Shanghai Disney brought in the media to show the world what they were doing. Operators can consider if they have this opportunity with their local media? For social proof, attractions can use social media too. For example, sharing the preparations they are making with videos and posts via their channels. And leveraging email lists.
Operators should keep consistent contact with members or passholders to ensure they know the attraction is fully prepared with appropriate sanitization, safety and social distancing procedures when they return. Previous webinar episodes have covered the fact that members and passholders will absolutely be the first to return.
Additionally, most guests will be staying local. When they do return to attractions, it will be overwhelmingly to a venue that is close to home. This means word of the success (or failure) of an attraction to meet the needs of its visitors will spread quickly via word of mouth, social media and reviews sites.
Matt Heller gave a great quote on a previous webinar: “We used to want that fantasy where people just walk into our attraction and things are sparkling clean. Now we’re saying, let’s do this right in front of our guests.”
When guests are in a park, operators need to make sure they are showing them what they are doing to keep them healthy and safe.
Mills also had a few other excellent points. Guests trust the staff, however, they don’t trust the other guests. There will be rude guests who either unwillingly or unknowingly break the new protocols. Attractions need to ensure their staff feel empowered enough to correct the behaviour immediately. For every one misbehaving guest, there will be twenty watching and appreciating that you’re addressing the issue
The first three weeks of any reopening will be super important. Once people see that an attraction is getting it right, and the virus doesn’t spike again, people will gain confidence in returning.
Other Webinar Wednesdays wonderings
- If social distancing and cleanliness are overplayed, attractions can become sterile and lose the magical experience that people are coming for. How do operators find the right balance? There may be more creative ways to keep guests six feet apart and to get them to wash their hands.
- Visitor facing staff have a hugely important role here and a more challenging one as well. They are used to welcoming guests who are prepared for a relaxing day out. Now their first responsibility will be putting people at ease. How will attractions train them to accomplish this?
- In most surveys, finances is a notably lower factor contributing to discomfort returning vs. the safety and cleanliness issues. Discounting should not be the number one concern, and won’t even work if attractions haven’t addressed their guests’ priorities first.

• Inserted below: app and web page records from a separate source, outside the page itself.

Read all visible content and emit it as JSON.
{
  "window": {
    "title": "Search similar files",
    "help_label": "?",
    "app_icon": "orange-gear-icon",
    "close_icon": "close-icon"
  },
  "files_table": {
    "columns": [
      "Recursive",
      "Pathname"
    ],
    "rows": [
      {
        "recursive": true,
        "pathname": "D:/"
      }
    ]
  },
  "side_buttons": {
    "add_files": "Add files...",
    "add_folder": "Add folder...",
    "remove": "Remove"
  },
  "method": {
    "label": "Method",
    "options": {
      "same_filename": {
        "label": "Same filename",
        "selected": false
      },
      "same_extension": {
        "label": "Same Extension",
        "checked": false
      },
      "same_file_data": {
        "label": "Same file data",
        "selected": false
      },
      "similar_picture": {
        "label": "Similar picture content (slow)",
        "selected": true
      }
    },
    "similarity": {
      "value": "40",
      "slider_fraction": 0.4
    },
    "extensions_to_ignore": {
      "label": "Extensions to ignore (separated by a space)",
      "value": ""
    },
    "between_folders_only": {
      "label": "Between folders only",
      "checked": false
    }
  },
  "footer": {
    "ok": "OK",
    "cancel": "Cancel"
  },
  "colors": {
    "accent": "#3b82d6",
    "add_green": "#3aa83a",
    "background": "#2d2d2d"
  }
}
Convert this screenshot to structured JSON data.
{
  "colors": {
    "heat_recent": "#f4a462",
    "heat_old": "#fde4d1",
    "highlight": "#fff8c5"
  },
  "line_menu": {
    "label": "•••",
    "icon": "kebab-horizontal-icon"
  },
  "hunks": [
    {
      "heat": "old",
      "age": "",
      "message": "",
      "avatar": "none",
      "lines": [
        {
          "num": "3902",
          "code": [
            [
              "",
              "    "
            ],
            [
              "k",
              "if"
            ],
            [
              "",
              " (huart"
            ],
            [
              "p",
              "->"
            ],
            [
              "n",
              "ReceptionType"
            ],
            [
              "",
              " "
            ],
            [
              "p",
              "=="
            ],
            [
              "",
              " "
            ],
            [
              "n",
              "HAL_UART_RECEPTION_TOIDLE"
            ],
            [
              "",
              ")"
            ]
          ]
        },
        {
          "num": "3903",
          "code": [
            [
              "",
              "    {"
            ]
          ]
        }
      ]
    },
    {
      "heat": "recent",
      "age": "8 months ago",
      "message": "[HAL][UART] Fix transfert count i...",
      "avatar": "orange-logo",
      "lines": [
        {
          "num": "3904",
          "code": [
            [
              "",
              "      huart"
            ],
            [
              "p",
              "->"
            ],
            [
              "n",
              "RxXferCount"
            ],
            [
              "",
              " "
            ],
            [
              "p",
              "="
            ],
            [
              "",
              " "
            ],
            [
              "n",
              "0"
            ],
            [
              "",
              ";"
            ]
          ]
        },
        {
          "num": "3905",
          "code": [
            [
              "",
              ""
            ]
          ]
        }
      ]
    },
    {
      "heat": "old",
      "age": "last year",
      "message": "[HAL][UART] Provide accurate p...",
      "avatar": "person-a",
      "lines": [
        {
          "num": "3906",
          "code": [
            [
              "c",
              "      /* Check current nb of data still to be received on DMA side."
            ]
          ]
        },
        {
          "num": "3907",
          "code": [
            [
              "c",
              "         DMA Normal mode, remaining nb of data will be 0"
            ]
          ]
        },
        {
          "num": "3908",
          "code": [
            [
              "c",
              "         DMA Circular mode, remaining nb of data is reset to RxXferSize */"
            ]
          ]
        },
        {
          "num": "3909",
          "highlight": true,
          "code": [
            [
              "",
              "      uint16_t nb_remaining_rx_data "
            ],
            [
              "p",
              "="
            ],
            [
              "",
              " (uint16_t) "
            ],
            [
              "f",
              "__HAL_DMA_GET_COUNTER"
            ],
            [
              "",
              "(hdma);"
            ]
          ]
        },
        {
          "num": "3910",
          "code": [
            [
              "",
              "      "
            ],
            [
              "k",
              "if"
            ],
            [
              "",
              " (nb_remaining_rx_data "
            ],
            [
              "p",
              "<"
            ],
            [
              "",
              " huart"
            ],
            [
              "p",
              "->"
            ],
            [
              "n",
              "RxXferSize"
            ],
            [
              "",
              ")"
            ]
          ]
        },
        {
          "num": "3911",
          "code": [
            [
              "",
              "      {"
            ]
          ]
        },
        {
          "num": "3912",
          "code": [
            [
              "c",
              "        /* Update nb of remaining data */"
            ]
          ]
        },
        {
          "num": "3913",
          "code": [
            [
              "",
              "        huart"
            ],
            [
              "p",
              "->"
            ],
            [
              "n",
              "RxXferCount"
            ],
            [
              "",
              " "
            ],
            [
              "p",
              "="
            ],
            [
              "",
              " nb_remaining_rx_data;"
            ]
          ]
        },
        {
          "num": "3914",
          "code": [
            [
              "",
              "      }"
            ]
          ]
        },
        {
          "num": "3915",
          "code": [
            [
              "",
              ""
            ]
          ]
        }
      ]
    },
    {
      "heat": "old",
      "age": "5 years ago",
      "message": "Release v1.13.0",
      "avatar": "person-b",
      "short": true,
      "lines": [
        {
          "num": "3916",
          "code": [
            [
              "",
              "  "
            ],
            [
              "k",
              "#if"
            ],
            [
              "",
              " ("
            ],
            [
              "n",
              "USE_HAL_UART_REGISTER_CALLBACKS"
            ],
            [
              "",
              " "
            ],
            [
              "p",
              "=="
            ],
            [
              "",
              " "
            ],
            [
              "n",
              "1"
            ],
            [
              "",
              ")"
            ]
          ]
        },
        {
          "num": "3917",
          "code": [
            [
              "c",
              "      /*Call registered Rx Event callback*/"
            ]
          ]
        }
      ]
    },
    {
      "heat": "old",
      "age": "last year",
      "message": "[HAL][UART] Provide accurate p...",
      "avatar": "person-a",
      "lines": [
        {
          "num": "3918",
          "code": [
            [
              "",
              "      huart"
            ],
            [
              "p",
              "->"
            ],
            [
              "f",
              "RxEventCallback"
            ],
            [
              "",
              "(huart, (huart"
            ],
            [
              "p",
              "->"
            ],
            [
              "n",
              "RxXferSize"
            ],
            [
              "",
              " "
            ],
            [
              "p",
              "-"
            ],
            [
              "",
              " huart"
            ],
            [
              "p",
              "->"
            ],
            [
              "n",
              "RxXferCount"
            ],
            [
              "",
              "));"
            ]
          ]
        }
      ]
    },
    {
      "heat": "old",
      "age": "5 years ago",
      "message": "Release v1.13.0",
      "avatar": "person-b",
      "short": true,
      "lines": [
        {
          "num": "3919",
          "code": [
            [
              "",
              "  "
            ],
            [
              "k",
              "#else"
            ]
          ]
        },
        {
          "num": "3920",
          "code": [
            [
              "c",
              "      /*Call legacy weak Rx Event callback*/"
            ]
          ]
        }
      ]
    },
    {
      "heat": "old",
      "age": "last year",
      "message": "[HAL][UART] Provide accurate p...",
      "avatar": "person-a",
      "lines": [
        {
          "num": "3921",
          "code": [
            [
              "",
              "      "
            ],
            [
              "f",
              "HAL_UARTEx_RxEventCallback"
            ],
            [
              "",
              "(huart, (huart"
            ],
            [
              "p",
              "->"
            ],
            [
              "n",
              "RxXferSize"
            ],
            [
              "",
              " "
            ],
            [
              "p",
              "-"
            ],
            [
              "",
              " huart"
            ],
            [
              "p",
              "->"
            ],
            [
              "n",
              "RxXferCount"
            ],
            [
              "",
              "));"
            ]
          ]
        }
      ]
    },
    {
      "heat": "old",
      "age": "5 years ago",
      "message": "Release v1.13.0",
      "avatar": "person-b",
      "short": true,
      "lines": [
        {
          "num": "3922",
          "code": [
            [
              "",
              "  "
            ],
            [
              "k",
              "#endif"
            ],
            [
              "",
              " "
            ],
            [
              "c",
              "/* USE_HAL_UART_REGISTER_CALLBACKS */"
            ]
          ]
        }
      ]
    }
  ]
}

Watch the whole webinar
Gateway Ticketing Systems recorded the entire webinar, which includes more information about the results of these industry surveys and some suggested actions.
The next webinar is on Wednesday 20 May at 2 pm EST: Creative & Out-of-the-Box Ideas to Generate Revenue Now and When You Reopen. Registration is available here.